“I coach boys and girls,” said Wood, “but mostly these girls, what I want them to see is that they can be trained by a man and that man won’t yell at you. . He will not take advantage of you. He will not cross personal boundaries. He will not follow you on social media. We have a very strict policy on social media and texting due to the ease with which these children are now available. “
Wood recognizes that a lot has to happen before the ideal environment she is trying to create becomes a reality in sports.
She and other reformers agree there needs to be better regulation in the highly unregulated coaching profession. There needs to be a more effective, robust, comprehensive and responsive abuse reporting system than what currently exists. And more good people need to be in positions of power. Women and men who will hold individuals, teams and organizations accountable.
Professor Bartlett says the power imbalance between athletes and coaches must also change. Especially at this level of youth where most of the problems start.
Parents, Bartlett says, can play a huge role in empowering coaches, who many parents believe hold the key to their child’s success.
“We are even seeing parents allowing coaches to be violent towards their children, verbally abusive,” Bartlett said. “Clear as day on the sports fields, where parents will overtake and their child will come off the field and [the parents] say “why didn’t you listen to the coach? The coach told you to do this. Why did you drive the trainer crazy? Instead of saying “hey, it was really inappropriate that the coach spoke to you that way”. Where we have parents who somehow perpetuate [the problem] and give coaches even more power to keep doing what they are doing. “

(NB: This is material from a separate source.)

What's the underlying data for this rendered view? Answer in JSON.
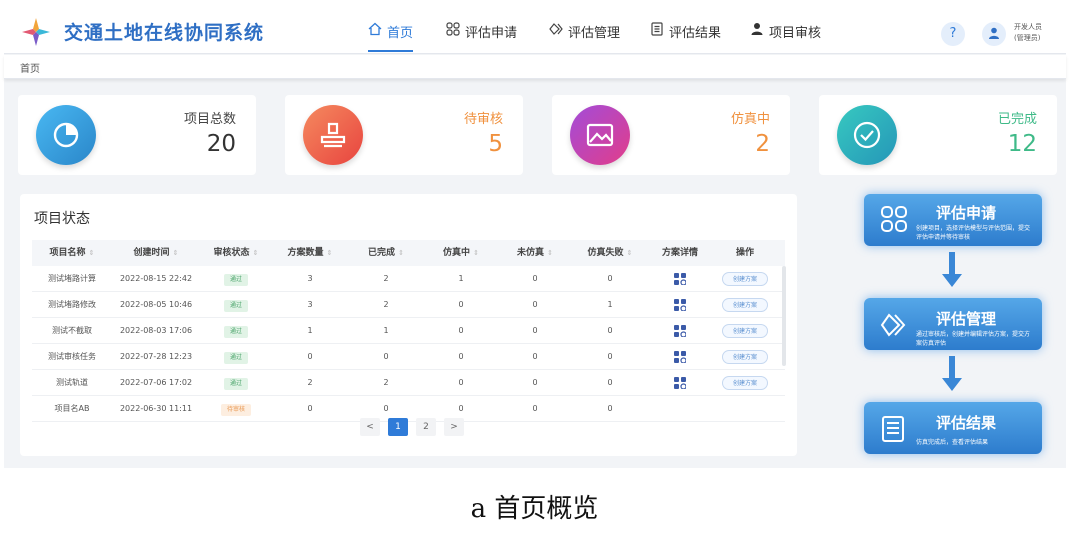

As possible fixes are released, a real-time change experience is underway.
Energized by a possible change, but still suspicious
NWSL teams are gearing up for next month’s playoffs – at the same time, work to fix the league’s issues continues.
The players’ union, the NWSLPA, says it and the league are making progress in resolving a list of demands made by players after the abuse scandal erupted. The requests include full and broad investigations into the allegations of coaching abuse and the league’s handling of those allegations.
The last of the eight requests was for players to have a say in the selection of a new full-time NWSL commissioner, replacing Lisa Baird, who resigned amid the scandal.
In an email to NPR, NWSLPA Executive Director Meghann Burke said the NWSL “has agreed to fully comply with our 8e request, which means that players will have the opportunity to meet the candidate commissioners and will have a meaningful opportunity to be heard. “
Players talk about having a voice, having power, having the financial resources to protect themselves – which means better wages.
Many are energized, but still wary of a league which they say has downplayed and even ignored years of player abuse.
“I know there are a lot of things that need to change,” said Alex Morgan, a star of the U.S. National Team and a member of the NWSL’s Orlando Pride, “but we need to start building that trust and at this point, it’s just not there yet. “
Yet Rachel Wood says the movement NWSL players are creating gives people the courage to come forward and shine the spotlight on the abuse.
There’s a long way to go, she says, but the culture is changing. And move, she hopes, to a time when those who have suffered in silence will no longer have to do so.